▶ Assigned task: Locate the line that contains "Parse this screenshot: output". Retype it and every line after it to the end of the records, exactly, but not the pictures.

Collection entries:
Content starts

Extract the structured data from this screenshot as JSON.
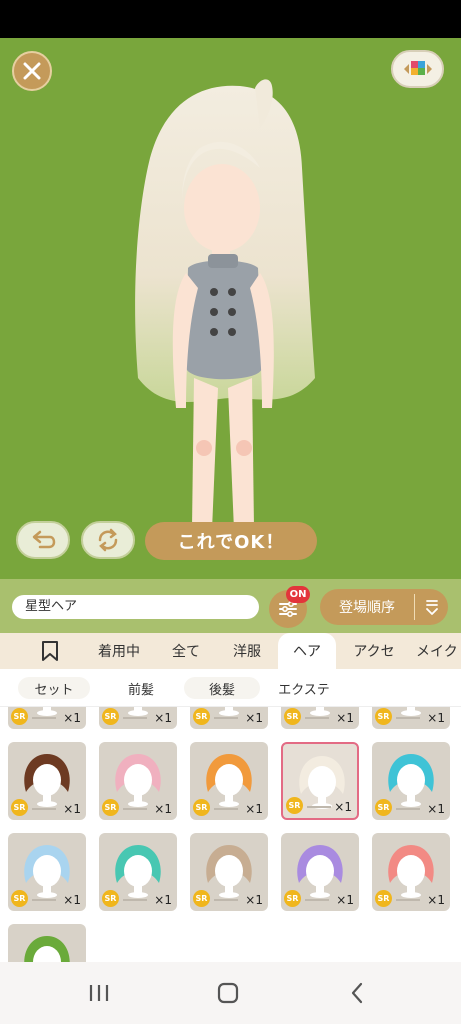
{
  "stage": {
    "background_color": "#79a63c"
  },
  "toolbar": {
    "close_icon": "close-icon",
    "background_toggle_icon": "background-palette-icon",
    "undo_icon": "undo-icon",
    "rotate_icon": "rotate-icon",
    "ok_label": "これでOK！"
  },
  "filter": {
    "search_value": "星型ヘア",
    "filter_icon": "sliders-icon",
    "filter_badge": "ON",
    "sort_label": "登場順序",
    "sort_order_icon": "sort-order-icon"
  },
  "tabs": [
    {
      "label": "",
      "icon": "bookmark-icon"
    },
    {
      "label": "着用中"
    },
    {
      "label": "全て"
    },
    {
      "label": "洋服"
    },
    {
      "label": "ヘア",
      "active": true
    },
    {
      "label": "アクセ"
    },
    {
      "label": "メイク"
    }
  ],
  "subtabs": [
    {
      "label": "セット"
    },
    {
      "label": "前髪"
    },
    {
      "label": "後髪"
    },
    {
      "label": "エクステ"
    }
  ],
  "items": [
    {
      "rarity": "SR",
      "qty": "×1",
      "hair_color": "#6d3a22",
      "partial": true
    },
    {
      "rarity": "SR",
      "qty": "×1",
      "hair_color": "#c9bfb3",
      "partial": true
    },
    {
      "rarity": "SR",
      "qty": "×1",
      "hair_color": "#d1c9bd",
      "partial": true
    },
    {
      "rarity": "SR",
      "qty": "×1",
      "hair_color": "#b27ec6",
      "partial": true
    },
    {
      "rarity": "SR",
      "qty": "×1",
      "hair_color": "#b590c4",
      "partial": true
    },
    {
      "rarity": "SR",
      "qty": "×1",
      "hair_color": "#6d3a22"
    },
    {
      "rarity": "SR",
      "qty": "×1",
      "hair_color": "#f0b0bf"
    },
    {
      "rarity": "SR",
      "qty": "×1",
      "hair_color": "#f19a3c"
    },
    {
      "rarity": "SR",
      "qty": "×1",
      "hair_color": "#f3ece0",
      "selected": true
    },
    {
      "rarity": "SR",
      "qty": "×1",
      "hair_color": "#3fc3d6"
    },
    {
      "rarity": "SR",
      "qty": "×1",
      "hair_color": "#a9d4ef"
    },
    {
      "rarity": "SR",
      "qty": "×1",
      "hair_color": "#48c7b2"
    },
    {
      "rarity": "SR",
      "qty": "×1",
      "hair_color": "#c7ad92"
    },
    {
      "rarity": "SR",
      "qty": "×1",
      "hair_color": "#a98be0"
    },
    {
      "rarity": "SR",
      "qty": "×1",
      "hair_color": "#f28a84"
    },
    {
      "rarity": "",
      "qty": "",
      "hair_color": "#6aaa3a",
      "partial": true
    }
  ],
  "nav": {
    "recents_icon": "recents-icon",
    "home_icon": "home-icon",
    "back_icon": "back-icon"
  }
}
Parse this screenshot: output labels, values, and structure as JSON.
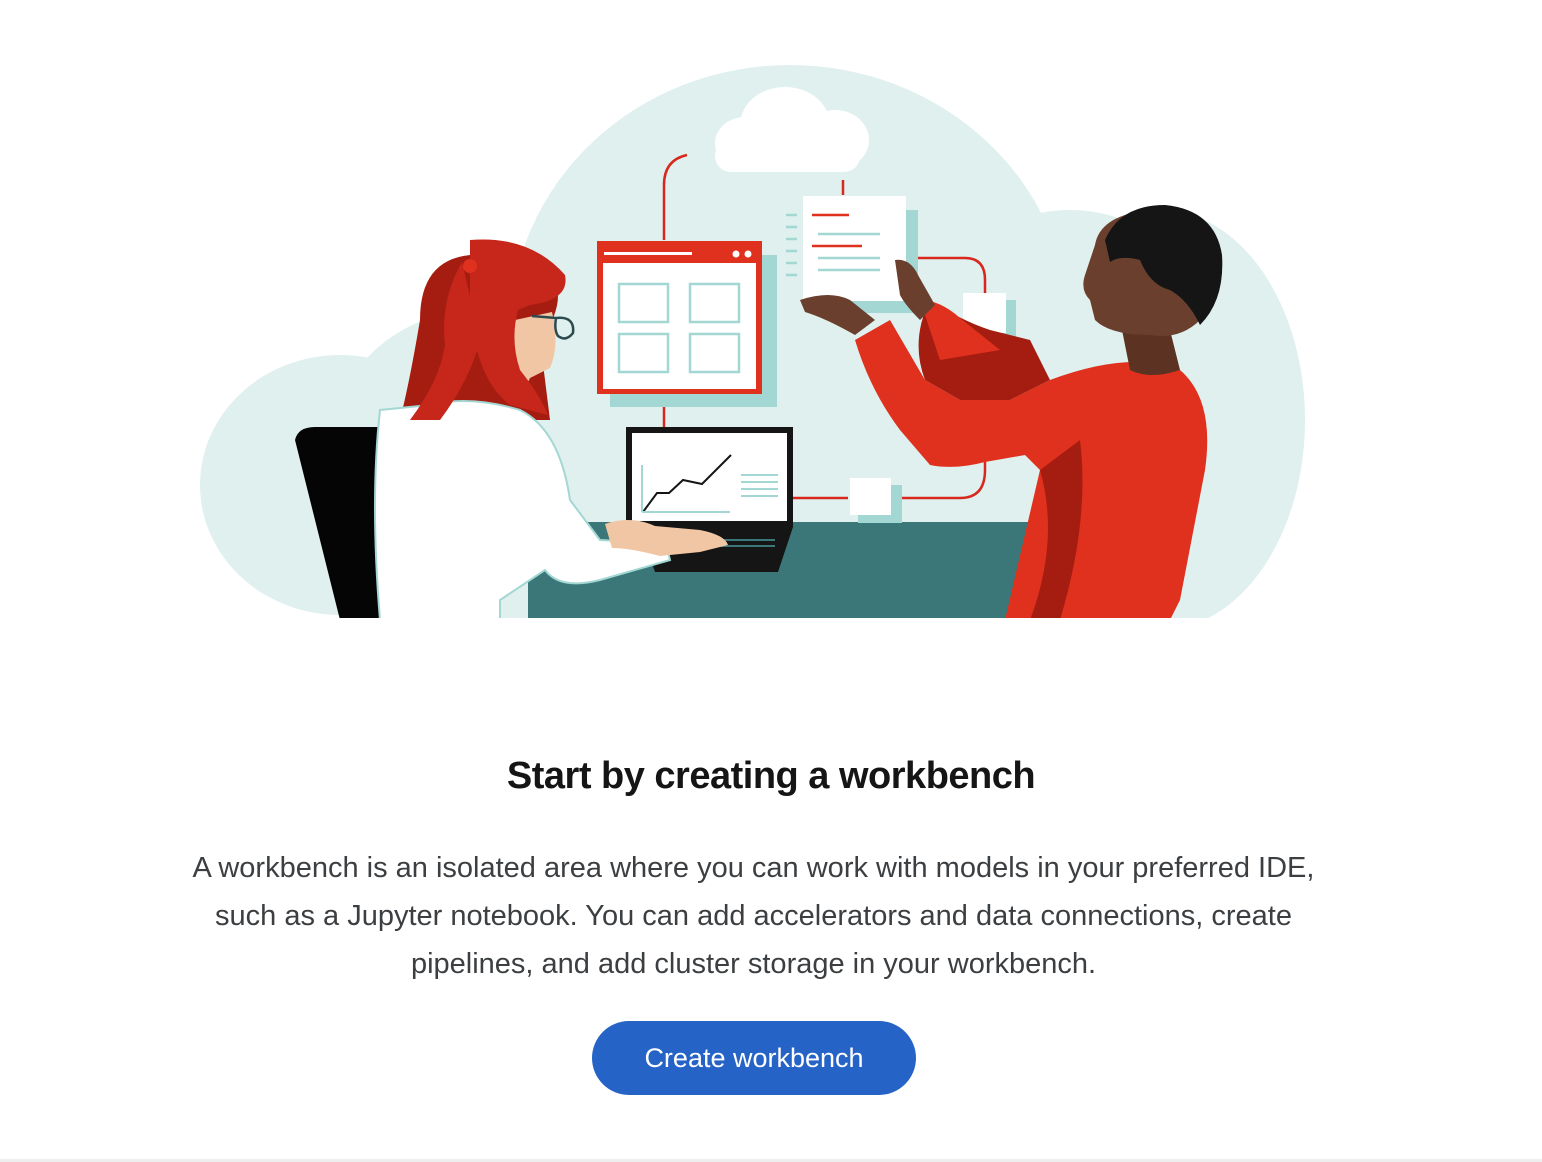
{
  "empty_state": {
    "illustration_name": "workbench-illustration",
    "title": "Start by creating a workbench",
    "description": "A workbench is an isolated area where you can work with models in your preferred IDE, such as a Jupyter notebook. You can add accelerators and data connections, create pipelines, and add cluster storage in your workbench.",
    "primary_button_label": "Create workbench"
  },
  "colors": {
    "accent_blue": "#2563c7",
    "brand_red": "#e0311f",
    "cloud_bg": "#dff0ef",
    "desk_teal": "#3b7778"
  }
}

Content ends

▶ Written response:
Parse this screenshot: output labels, values, and structure as JSON.
{
  "empty_state": {
    "illustration_name": "workbench-illustration",
    "title": "Start by creating a workbench",
    "description": "A workbench is an isolated area where you can work with models in your preferred IDE, such as a Jupyter notebook. You can add accelerators and data connections, create pipelines, and add cluster storage in your workbench.",
    "primary_button_label": "Create workbench"
  },
  "colors": {
    "accent_blue": "#2563c7",
    "brand_red": "#e0311f",
    "cloud_bg": "#dff0ef",
    "desk_teal": "#3b7778"
  }
}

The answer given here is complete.